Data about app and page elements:
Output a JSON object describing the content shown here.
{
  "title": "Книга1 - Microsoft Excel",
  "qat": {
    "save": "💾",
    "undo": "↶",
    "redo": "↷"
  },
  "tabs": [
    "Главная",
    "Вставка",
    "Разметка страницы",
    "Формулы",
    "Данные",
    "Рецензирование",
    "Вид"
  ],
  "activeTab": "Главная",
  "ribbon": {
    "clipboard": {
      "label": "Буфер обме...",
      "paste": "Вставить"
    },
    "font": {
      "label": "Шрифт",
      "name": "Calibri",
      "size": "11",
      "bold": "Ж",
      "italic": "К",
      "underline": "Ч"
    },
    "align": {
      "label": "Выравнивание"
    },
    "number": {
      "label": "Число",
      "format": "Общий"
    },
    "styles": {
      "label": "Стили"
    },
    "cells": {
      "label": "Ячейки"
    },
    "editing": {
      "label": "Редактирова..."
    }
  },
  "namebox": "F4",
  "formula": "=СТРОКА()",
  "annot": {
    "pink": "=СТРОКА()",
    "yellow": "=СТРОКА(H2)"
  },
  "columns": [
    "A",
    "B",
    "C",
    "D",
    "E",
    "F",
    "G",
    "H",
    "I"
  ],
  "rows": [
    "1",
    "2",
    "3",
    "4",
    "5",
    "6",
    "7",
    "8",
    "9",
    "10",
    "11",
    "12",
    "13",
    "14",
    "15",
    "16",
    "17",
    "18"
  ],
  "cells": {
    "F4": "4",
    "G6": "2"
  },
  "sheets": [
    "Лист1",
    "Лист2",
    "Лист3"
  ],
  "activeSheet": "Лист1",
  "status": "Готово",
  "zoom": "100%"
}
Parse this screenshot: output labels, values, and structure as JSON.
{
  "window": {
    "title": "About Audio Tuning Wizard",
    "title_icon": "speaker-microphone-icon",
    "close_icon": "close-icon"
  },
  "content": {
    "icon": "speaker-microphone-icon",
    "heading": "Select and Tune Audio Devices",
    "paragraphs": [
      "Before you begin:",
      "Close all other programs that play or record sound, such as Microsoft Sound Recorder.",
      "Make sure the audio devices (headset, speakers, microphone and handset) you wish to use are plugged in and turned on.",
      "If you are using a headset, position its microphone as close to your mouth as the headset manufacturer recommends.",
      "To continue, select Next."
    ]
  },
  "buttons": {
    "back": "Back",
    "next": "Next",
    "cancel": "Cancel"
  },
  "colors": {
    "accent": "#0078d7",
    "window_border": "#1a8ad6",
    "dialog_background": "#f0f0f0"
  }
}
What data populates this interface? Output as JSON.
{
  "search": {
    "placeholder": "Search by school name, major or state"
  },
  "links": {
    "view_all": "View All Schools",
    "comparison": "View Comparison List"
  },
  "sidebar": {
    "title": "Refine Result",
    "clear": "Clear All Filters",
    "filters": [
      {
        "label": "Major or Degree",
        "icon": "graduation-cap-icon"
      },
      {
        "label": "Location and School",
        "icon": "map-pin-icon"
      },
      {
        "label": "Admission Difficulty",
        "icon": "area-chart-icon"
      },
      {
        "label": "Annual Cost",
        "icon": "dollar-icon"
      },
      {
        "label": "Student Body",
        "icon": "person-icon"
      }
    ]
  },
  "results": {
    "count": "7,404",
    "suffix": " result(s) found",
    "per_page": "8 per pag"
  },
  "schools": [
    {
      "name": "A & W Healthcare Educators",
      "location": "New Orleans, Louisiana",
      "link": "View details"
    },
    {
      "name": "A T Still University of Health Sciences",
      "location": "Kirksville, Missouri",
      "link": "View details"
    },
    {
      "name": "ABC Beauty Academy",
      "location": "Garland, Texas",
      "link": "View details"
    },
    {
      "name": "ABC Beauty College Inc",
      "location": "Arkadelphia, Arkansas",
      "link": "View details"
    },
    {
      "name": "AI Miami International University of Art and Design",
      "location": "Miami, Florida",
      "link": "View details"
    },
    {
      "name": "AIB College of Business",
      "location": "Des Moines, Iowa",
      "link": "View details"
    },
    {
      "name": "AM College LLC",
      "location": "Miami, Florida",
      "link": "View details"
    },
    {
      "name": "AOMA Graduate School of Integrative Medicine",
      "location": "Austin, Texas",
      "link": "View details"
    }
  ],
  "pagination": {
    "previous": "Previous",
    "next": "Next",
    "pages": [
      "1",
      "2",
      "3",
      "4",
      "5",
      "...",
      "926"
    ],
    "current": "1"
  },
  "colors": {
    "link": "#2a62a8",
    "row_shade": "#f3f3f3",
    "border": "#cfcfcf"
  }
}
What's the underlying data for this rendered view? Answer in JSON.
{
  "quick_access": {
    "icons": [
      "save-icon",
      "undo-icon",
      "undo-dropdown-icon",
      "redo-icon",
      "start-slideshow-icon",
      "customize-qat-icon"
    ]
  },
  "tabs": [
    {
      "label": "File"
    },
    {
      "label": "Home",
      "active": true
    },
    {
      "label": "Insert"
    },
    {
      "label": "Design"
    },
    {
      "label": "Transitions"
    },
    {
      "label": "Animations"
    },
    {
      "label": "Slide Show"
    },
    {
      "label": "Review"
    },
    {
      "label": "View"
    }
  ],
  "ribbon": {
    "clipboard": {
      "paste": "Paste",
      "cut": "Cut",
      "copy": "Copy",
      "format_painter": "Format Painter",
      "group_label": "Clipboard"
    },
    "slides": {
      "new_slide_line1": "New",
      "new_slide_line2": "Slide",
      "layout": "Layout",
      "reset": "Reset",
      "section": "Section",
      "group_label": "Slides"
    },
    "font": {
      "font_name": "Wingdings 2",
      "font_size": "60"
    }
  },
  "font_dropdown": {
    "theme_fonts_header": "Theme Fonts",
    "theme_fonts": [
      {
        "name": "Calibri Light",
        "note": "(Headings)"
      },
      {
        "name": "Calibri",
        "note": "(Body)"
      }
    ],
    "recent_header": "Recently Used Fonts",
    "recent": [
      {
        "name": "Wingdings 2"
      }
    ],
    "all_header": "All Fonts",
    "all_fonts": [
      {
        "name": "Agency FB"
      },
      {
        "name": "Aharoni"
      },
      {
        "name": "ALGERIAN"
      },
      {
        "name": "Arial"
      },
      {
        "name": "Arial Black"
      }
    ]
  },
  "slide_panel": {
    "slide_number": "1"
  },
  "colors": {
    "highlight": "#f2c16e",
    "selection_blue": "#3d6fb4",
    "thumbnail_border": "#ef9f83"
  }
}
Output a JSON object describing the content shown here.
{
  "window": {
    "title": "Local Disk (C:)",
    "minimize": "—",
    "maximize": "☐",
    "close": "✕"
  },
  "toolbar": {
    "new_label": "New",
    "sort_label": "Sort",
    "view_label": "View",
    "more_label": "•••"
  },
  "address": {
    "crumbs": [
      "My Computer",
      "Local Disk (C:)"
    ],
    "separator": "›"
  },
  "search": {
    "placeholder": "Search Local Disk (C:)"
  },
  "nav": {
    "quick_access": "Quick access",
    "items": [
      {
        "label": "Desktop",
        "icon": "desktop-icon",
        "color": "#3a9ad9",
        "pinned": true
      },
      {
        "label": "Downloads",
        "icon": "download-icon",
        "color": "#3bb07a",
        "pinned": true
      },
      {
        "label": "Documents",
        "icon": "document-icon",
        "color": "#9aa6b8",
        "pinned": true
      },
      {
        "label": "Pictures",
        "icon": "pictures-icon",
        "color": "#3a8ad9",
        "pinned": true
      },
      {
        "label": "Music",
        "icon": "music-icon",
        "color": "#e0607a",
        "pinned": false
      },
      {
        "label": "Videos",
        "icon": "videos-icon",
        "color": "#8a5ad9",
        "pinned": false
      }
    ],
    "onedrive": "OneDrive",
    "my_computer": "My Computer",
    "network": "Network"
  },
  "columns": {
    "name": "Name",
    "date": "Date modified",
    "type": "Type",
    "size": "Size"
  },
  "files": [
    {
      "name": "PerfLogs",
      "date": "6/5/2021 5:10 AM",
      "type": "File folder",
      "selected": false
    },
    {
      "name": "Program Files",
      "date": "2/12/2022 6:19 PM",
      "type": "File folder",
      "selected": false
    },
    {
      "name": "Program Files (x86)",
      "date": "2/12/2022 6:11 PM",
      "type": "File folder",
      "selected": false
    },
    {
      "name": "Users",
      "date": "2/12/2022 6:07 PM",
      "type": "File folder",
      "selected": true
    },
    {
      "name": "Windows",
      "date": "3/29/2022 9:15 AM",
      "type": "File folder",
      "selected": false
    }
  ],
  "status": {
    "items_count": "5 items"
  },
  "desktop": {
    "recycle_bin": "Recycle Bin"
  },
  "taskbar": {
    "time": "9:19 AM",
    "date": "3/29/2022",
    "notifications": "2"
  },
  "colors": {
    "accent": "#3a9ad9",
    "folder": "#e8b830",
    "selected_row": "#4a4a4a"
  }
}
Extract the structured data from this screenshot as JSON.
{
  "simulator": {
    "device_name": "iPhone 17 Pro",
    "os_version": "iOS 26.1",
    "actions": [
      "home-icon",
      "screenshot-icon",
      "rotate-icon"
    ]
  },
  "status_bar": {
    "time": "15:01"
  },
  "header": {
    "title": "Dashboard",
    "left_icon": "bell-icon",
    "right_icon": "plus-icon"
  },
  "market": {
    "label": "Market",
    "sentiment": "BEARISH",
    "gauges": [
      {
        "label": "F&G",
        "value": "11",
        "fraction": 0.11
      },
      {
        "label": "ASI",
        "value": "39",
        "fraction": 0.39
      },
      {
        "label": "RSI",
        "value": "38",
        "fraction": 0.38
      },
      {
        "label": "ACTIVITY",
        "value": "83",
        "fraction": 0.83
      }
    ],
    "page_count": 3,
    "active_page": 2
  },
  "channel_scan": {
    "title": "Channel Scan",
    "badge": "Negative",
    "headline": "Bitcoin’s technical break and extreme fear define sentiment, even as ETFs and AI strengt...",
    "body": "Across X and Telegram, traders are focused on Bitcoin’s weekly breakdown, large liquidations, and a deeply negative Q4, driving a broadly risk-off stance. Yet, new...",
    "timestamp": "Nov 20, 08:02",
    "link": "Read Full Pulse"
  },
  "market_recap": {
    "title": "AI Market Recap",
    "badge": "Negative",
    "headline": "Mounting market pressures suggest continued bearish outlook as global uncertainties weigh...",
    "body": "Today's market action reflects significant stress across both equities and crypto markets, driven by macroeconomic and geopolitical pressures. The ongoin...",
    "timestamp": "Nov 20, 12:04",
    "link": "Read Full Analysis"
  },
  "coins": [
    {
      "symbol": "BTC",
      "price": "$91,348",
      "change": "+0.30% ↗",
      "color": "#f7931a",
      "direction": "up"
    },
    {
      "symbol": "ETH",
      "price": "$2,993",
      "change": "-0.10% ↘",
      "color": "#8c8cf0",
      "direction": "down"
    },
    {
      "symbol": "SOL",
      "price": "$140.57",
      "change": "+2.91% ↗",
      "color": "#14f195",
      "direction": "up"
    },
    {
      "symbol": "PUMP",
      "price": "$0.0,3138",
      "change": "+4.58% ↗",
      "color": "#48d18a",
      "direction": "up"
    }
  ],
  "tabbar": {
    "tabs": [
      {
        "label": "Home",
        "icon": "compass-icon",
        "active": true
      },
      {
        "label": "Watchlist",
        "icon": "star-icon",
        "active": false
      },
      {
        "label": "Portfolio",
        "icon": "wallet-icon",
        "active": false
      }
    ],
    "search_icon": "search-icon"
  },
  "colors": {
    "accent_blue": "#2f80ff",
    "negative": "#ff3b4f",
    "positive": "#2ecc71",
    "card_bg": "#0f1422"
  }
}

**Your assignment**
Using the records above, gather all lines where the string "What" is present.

**Task solution**
What data populates this interface? Output as JSON.
What's the underlying data for this rendered view? Answer in JSON.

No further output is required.